To say that after all the preparation today there were a few dishes to wash, would be like saying there were just a few chads on the floor as the Florida votes were counted in 2000.  I think the dishwasher is on its third load…..and dinner is still three hours away.   The dicing, cooking, cleaning is all worth it of course after the whole meal is assembled and folks are gathered.  But I must say even at the height of ‘everything at once’ happening in our kitchen it still looked easier than our neighbor on top of a very steep multi-leveled roof doing work that is required before new shingles are added later this season.  I smiled a few times thinking how my mom cooked in a more ‘linear’ fashion, completing one huge part of the meal before engaging in another.  She would have smiled at the sight today and poked dad and I can see her face as she says “just look at how they are doing that”.

Beat Winter Blues In Wisconsin With Eggs Florentine Recipe

With another winter weekend here in Madison there is really only one way to cope.  That is to eat lots of cheese and diary products all combined in a marvelous blend that is sure to make your home warm and wonderfully scented as it bakes in the oven.  Served with a salad and a view outside to look at the wintery white seems like a perfect way to spend some time.  Our friend Henry Dudek made this for friends, and it never failed to delight.  He even liked the recipe so much he posted about it on his blog several years ago.

I attended a brunch yesterday where our hostess made a fine egg dish with lots of dairy in it. Usually I would just publish my own recipes, but this one is too good not to share.
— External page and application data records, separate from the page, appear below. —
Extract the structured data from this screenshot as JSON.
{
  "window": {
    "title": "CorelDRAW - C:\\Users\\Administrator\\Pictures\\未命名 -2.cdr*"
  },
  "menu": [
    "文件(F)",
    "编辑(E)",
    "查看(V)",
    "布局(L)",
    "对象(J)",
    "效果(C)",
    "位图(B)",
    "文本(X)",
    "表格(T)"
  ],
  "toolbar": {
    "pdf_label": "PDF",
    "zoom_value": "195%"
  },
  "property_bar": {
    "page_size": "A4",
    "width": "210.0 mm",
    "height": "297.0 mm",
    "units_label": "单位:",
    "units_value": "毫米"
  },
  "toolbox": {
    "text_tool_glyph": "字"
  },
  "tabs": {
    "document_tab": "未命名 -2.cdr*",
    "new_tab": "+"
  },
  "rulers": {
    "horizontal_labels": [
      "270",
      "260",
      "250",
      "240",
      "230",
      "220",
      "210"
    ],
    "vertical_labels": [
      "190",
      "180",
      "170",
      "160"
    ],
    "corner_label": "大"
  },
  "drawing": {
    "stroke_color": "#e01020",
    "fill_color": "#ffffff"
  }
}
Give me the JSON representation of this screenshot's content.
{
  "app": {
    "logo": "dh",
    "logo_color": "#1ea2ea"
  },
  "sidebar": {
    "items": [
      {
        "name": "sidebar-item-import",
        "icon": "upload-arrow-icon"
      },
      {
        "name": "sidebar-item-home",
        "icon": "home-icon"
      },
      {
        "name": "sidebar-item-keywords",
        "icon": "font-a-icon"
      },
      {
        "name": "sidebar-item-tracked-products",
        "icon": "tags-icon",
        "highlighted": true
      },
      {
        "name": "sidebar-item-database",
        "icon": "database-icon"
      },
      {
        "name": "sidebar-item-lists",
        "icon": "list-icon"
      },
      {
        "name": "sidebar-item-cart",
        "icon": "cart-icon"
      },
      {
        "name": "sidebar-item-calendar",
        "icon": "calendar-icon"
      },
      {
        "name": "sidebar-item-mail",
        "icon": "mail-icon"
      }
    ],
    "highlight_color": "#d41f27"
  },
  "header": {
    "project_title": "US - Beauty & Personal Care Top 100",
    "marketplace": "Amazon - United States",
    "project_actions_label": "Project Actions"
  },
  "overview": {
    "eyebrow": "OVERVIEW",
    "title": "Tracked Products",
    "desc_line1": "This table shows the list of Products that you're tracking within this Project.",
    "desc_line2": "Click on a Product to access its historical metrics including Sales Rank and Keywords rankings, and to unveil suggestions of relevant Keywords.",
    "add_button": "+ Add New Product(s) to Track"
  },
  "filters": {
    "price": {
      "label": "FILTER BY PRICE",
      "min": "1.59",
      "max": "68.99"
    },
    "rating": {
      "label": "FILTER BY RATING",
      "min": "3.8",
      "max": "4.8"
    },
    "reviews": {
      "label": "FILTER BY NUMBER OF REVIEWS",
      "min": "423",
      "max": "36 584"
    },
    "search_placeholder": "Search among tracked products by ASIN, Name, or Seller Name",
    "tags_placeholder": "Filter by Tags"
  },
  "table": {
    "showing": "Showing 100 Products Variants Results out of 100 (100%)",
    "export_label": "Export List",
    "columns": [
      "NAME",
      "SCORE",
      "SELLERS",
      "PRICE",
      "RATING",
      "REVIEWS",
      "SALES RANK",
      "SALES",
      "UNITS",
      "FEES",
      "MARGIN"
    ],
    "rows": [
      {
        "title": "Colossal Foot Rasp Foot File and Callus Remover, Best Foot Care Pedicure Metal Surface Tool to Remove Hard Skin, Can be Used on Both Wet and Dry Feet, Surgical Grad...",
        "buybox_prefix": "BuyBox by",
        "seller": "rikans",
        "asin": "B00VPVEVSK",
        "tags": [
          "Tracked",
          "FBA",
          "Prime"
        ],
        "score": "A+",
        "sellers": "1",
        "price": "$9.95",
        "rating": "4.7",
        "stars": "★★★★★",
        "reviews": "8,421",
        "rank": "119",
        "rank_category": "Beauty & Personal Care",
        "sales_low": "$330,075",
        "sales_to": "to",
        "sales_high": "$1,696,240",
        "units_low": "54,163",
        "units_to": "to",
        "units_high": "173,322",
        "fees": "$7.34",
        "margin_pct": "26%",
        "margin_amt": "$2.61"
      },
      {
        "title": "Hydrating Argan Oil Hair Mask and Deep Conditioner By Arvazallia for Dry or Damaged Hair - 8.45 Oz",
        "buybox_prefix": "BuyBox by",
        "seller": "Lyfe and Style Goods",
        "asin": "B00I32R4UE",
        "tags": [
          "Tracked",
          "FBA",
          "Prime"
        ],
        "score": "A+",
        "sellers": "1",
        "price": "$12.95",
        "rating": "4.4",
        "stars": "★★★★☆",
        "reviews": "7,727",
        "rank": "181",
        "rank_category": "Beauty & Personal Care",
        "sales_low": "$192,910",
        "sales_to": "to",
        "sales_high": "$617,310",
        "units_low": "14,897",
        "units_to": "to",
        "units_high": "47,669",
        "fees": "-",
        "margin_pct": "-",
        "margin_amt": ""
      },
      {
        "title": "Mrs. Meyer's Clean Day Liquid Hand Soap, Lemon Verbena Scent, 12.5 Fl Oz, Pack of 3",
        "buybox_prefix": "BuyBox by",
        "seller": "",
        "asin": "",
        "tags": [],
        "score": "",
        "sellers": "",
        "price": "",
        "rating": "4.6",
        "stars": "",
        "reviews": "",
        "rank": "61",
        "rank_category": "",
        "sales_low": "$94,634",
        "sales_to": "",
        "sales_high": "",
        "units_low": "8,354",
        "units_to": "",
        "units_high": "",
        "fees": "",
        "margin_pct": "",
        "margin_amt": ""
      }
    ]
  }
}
Note: Our hostess used Swiss chard instead of spinach, a substitution which I suspect is tastier. Maybe it should then be called Eggs Geneva.

Mix 8 eggs, 12 oz cottage cheese, 8 Tbs melted butter, 8 oz softened cream cheese, 8 oz sour cream, & 2 Tbs flour. Fold 1 cup of chopped fresh spinach & 1 cup shredded Monterey Jack cheese into the egg mixture. Pour into a greased 13×9 glass baking dish. Bake at 350F for 30-40 minutes until a knife inserted in the middle comes out clean.